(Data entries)
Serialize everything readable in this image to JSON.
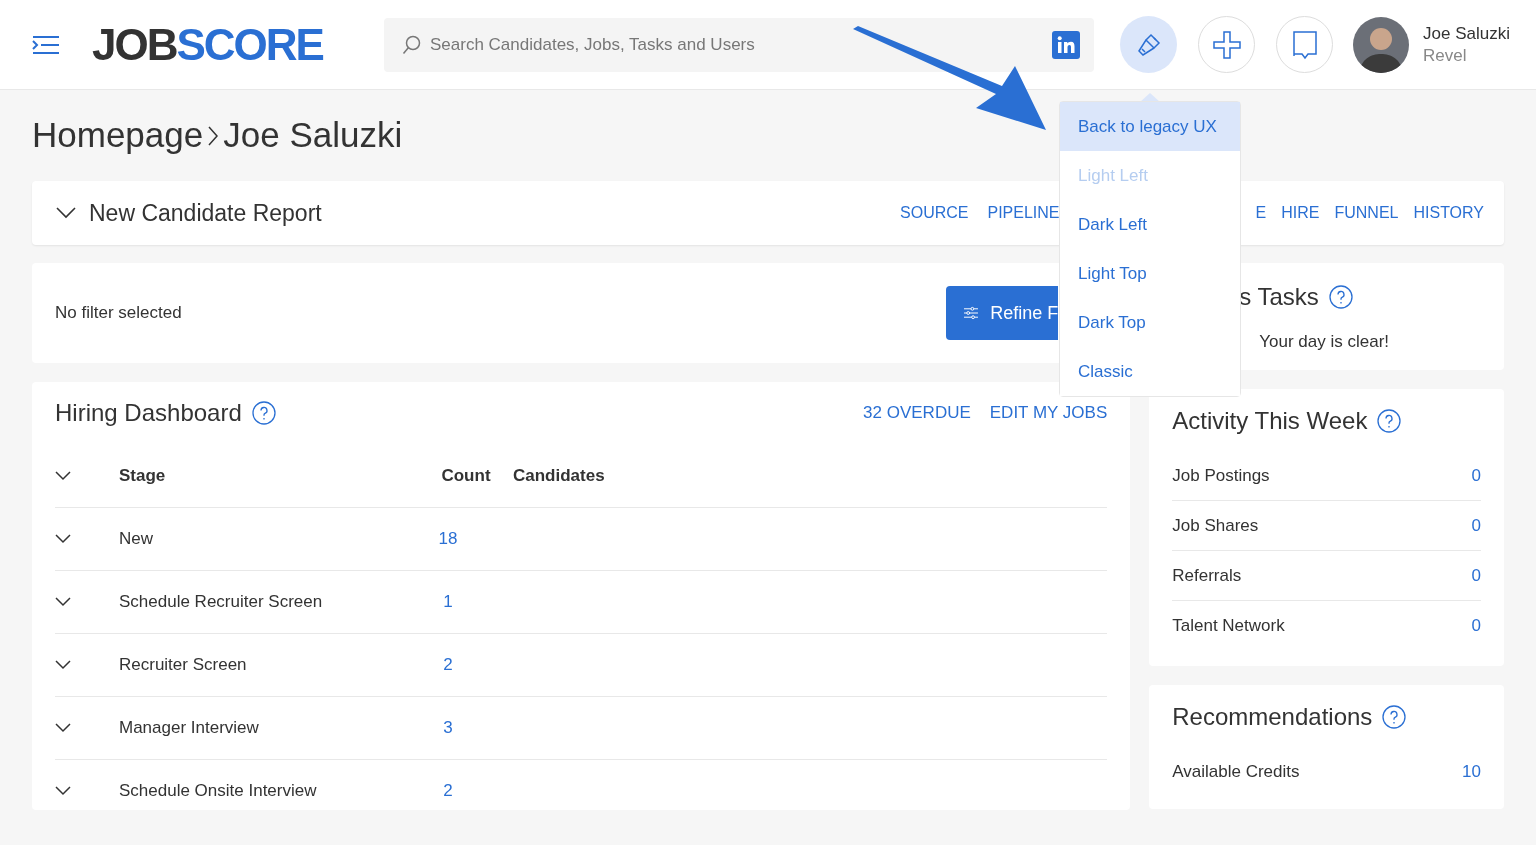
{
  "header": {
    "logo": [
      "JOB",
      "SCORE"
    ],
    "search": {
      "placeholder": "Search Candidates, Jobs, Tasks and Users"
    },
    "user": {
      "name": "Joe Saluzki",
      "company": "Revel"
    }
  },
  "breadcrumb": [
    "Homepage",
    "Joe Saluzki"
  ],
  "report": {
    "title": "New Candidate Report",
    "tabs_left": [
      "SOURCE",
      "PIPELINE"
    ],
    "tabs_right": [
      "E",
      "HIRE",
      "FUNNEL",
      "HISTORY"
    ]
  },
  "filter": {
    "text": "No filter selected",
    "button": "Refine F"
  },
  "dashboard": {
    "title": "Hiring Dashboard",
    "actions": [
      "32 OVERDUE",
      "EDIT MY JOBS"
    ],
    "columns": [
      "Stage",
      "Count",
      "Candidates"
    ],
    "rows": [
      {
        "stage": "New",
        "count": "18"
      },
      {
        "stage": "Schedule Recruiter Screen",
        "count": "1"
      },
      {
        "stage": "Recruiter Screen",
        "count": "2"
      },
      {
        "stage": "Manager Interview",
        "count": "3"
      },
      {
        "stage": "Schedule Onsite Interview",
        "count": "2"
      }
    ]
  },
  "tasks": {
    "title": "s Tasks",
    "message": "Your day is clear!"
  },
  "activity": {
    "title": "Activity This Week",
    "rows": [
      {
        "label": "Job Postings",
        "value": "0"
      },
      {
        "label": "Job Shares",
        "value": "0"
      },
      {
        "label": "Referrals",
        "value": "0"
      },
      {
        "label": "Talent Network",
        "value": "0"
      }
    ]
  },
  "recommendations": {
    "title": "Recommendations",
    "rows": [
      {
        "label": "Available Credits",
        "value": "10"
      }
    ]
  },
  "menu": {
    "items": [
      {
        "label": "Back to legacy UX",
        "selected": true,
        "disabled": false
      },
      {
        "label": "Light Left",
        "selected": false,
        "disabled": true
      },
      {
        "label": "Dark Left",
        "selected": false,
        "disabled": false
      },
      {
        "label": "Light Top",
        "selected": false,
        "disabled": false
      },
      {
        "label": "Dark Top",
        "selected": false,
        "disabled": false
      },
      {
        "label": "Classic",
        "selected": false,
        "disabled": false
      }
    ]
  }
}
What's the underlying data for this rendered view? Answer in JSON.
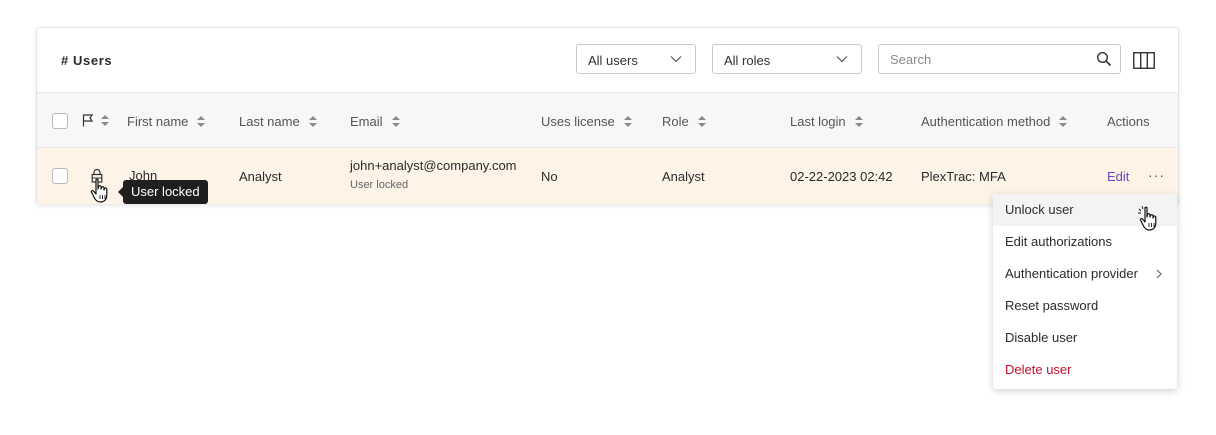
{
  "header": {
    "title": "# Users"
  },
  "filters": {
    "users_select": "All users",
    "roles_select": "All roles",
    "search_placeholder": "Search"
  },
  "icons": {
    "columns": "columns-icon",
    "search": "search-icon",
    "flag": "flag-icon",
    "lock": "lock-icon",
    "chevron": "chevron-down-icon",
    "pointer": "pointer-hand-icon"
  },
  "table": {
    "columns": [
      "First name",
      "Last name",
      "Email",
      "Uses license",
      "Role",
      "Last login",
      "Authentication method",
      "Actions"
    ],
    "row": {
      "first_name": "John",
      "last_name": "Analyst",
      "email": "john+analyst@company.com",
      "email_sub": "User locked",
      "uses_license": "No",
      "role": "Analyst",
      "last_login": "02-22-2023 02:42",
      "auth_method": "PlexTrac: MFA",
      "edit": "Edit",
      "more": "···"
    }
  },
  "tooltip": {
    "text": "User locked"
  },
  "menu": {
    "items": [
      "Unlock user",
      "Edit authorizations",
      "Authentication provider",
      "Reset password",
      "Disable user",
      "Delete user"
    ]
  },
  "colors": {
    "accent": "#6b46c1",
    "danger": "#c4122f",
    "row_highlight": "#fdf3e7"
  }
}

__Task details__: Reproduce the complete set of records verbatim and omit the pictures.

__Task answer__:
Serialize everything readable in this image to JSON.
{
  "header": {
    "logo": [
      "JOB",
      "SCORE"
    ],
    "search": {
      "placeholder": "Search Candidates, Jobs, Tasks and Users"
    },
    "user": {
      "name": "Joe Saluzki",
      "company": "Revel"
    }
  },
  "breadcrumb": [
    "Homepage",
    "Joe Saluzki"
  ],
  "report": {
    "title": "New Candidate Report",
    "tabs_left": [
      "SOURCE",
      "PIPELINE"
    ],
    "tabs_right": [
      "E",
      "HIRE",
      "FUNNEL",
      "HISTORY"
    ]
  },
  "filter": {
    "text": "No filter selected",
    "button": "Refine F"
  },
  "dashboard": {
    "title": "Hiring Dashboard",
    "actions": [
      "32 OVERDUE",
      "EDIT MY JOBS"
    ],
    "columns": [
      "Stage",
      "Count",
      "Candidates"
    ],
    "rows": [
      {
        "stage": "New",
        "count": "18"
      },
      {
        "stage": "Schedule Recruiter Screen",
        "count": "1"
      },
      {
        "stage": "Recruiter Screen",
        "count": "2"
      },
      {
        "stage": "Manager Interview",
        "count": "3"
      },
      {
        "stage": "Schedule Onsite Interview",
        "count": "2"
      }
    ]
  },
  "tasks": {
    "title": "s Tasks",
    "message": "Your day is clear!"
  },
  "activity": {
    "title": "Activity This Week",
    "rows": [
      {
        "label": "Job Postings",
        "value": "0"
      },
      {
        "label": "Job Shares",
        "value": "0"
      },
      {
        "label": "Referrals",
        "value": "0"
      },
      {
        "label": "Talent Network",
        "value": "0"
      }
    ]
  },
  "recommendations": {
    "title": "Recommendations",
    "rows": [
      {
        "label": "Available Credits",
        "value": "10"
      }
    ]
  },
  "menu": {
    "items": [
      {
        "label": "Back to legacy UX",
        "selected": true,
        "disabled": false
      },
      {
        "label": "Light Left",
        "selected": false,
        "disabled": true
      },
      {
        "label": "Dark Left",
        "selected": false,
        "disabled": false
      },
      {
        "label": "Light Top",
        "selected": false,
        "disabled": false
      },
      {
        "label": "Dark Top",
        "selected": false,
        "disabled": false
      },
      {
        "label": "Classic",
        "selected": false,
        "disabled": false
      }
    ]
  }
}
What's the underlying data for this rendered view? Answer in JSON.
{
  "header": {
    "title": "# Users"
  },
  "filters": {
    "users_select": "All users",
    "roles_select": "All roles",
    "search_placeholder": "Search"
  },
  "icons": {
    "columns": "columns-icon",
    "search": "search-icon",
    "flag": "flag-icon",
    "lock": "lock-icon",
    "chevron": "chevron-down-icon",
    "pointer": "pointer-hand-icon"
  },
  "table": {
    "columns": [
      "First name",
      "Last name",
      "Email",
      "Uses license",
      "Role",
      "Last login",
      "Authentication method",
      "Actions"
    ],
    "row": {
      "first_name": "John",
      "last_name": "Analyst",
      "email": "john+analyst@company.com",
      "email_sub": "User locked",
      "uses_license": "No",
      "role": "Analyst",
      "last_login": "02-22-2023 02:42",
      "auth_method": "PlexTrac: MFA",
      "edit": "Edit",
      "more": "···"
    }
  },
  "tooltip": {
    "text": "User locked"
  },
  "menu": {
    "items": [
      "Unlock user",
      "Edit authorizations",
      "Authentication provider",
      "Reset password",
      "Disable user",
      "Delete user"
    ]
  },
  "colors": {
    "accent": "#6b46c1",
    "danger": "#c4122f",
    "row_highlight": "#fdf3e7"
  }
}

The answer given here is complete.